Sam Mendes gives us a tense masterpiece which gives the impression that it is captured in one long shot. Besides pulling off a technical and aesthetic masterpiece, it also serves as a reminder of the horrors of war and how unnecessary it is.
The film is poetry in motion, with crescendos and troughs, it keeps all your senses engaged because you don’t want to miss a thing. The sheer scale and craft will dazzle you, just as the humanity and fear will shake you. Nuanced acting by the principal and supporting cast make it a rich and deep viewing.
You come away from the film not only appreciating the freedoms you enjoy because brave people gave their lives but also contemplate how difficult the conditions were and how quickly you had to move on in grief and loss.
Worthy of all the awards and accolades, this is a bit of world history brought to life from the stories by the director’s grand father Alfred Mendes.
Mary Poppins Returns: a feel good film after a long time, a wholesome experience for all ages. Emily Blunt is charming as the lead, ably supported by the entire cast. The surprise was an appearance by Meryl Streep, who never fails to enthrall. Wonderful songs and visuals make it the perfect choice to start the year!
Director Ol Parker had a tough task, writing and directing the prequel/sequel of the famous Mamma Mia which released 10 years ago. He does a great job, giving us glimpses in to Donna’s past and Sophie’s present.
Lily James had a tough act to follow, but she did a great job as Donna, the younger Meryl Streep. She embodied her body language, but more importantly her smile and spontaneous soul.
The ensemble cast sings and dances, with the sunshine spilling out of the screen, the tunes making you dance in your seats. What a wonderful warm feeling!

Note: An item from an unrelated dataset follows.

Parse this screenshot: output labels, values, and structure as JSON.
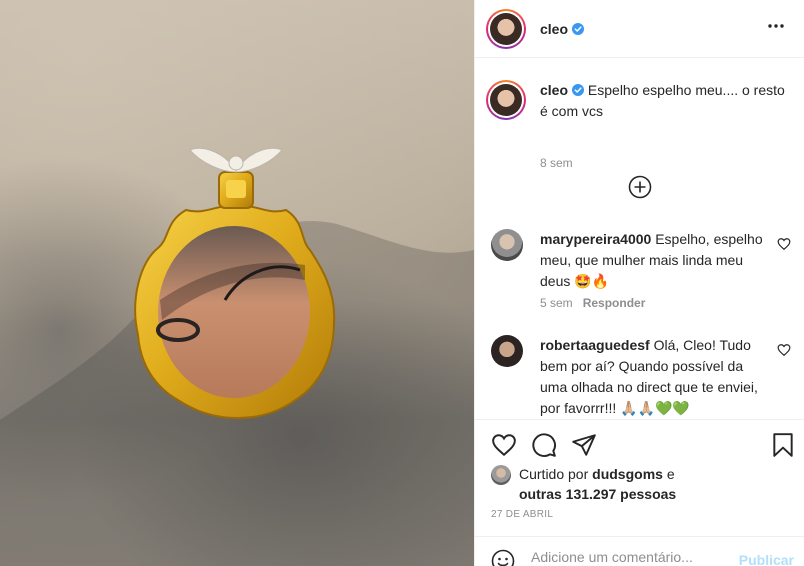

The film slowly builds to an emotional climax, a brilliant fitting tribute to Donna’s energy and exuberance. We have many treats, and vocal stylings to enjoy, and a fit grandma in Cher!
The melodies never cease to move and charm you and it just re-iterates, Old is Gold! ABBA nostalgia still rules hearts!
Sharon Maguire, who directed Bridget Jones’s Diary, is at the helm once more, bringing a well written comedy alive on screen.
Post 40 and single, a visibly aged Renee Zellweger plays the adorable Bridget, who ploughs through life even though it’s handed her a bunch of lemons. Destiny and a good friend bring her to adventures she isn’t prepared for. Enter Patrick Dempsey, a valid prospect, but good old Darcy ‘Colin Firth’ keeps popping up as a reminder of her past.
A tricky situation arises, leaving the 3 leads to entertain us in a sophisticated yet boisterous manner. The entire cinema was in splits at their predicament.
A fun watch and a good last act to the last two films.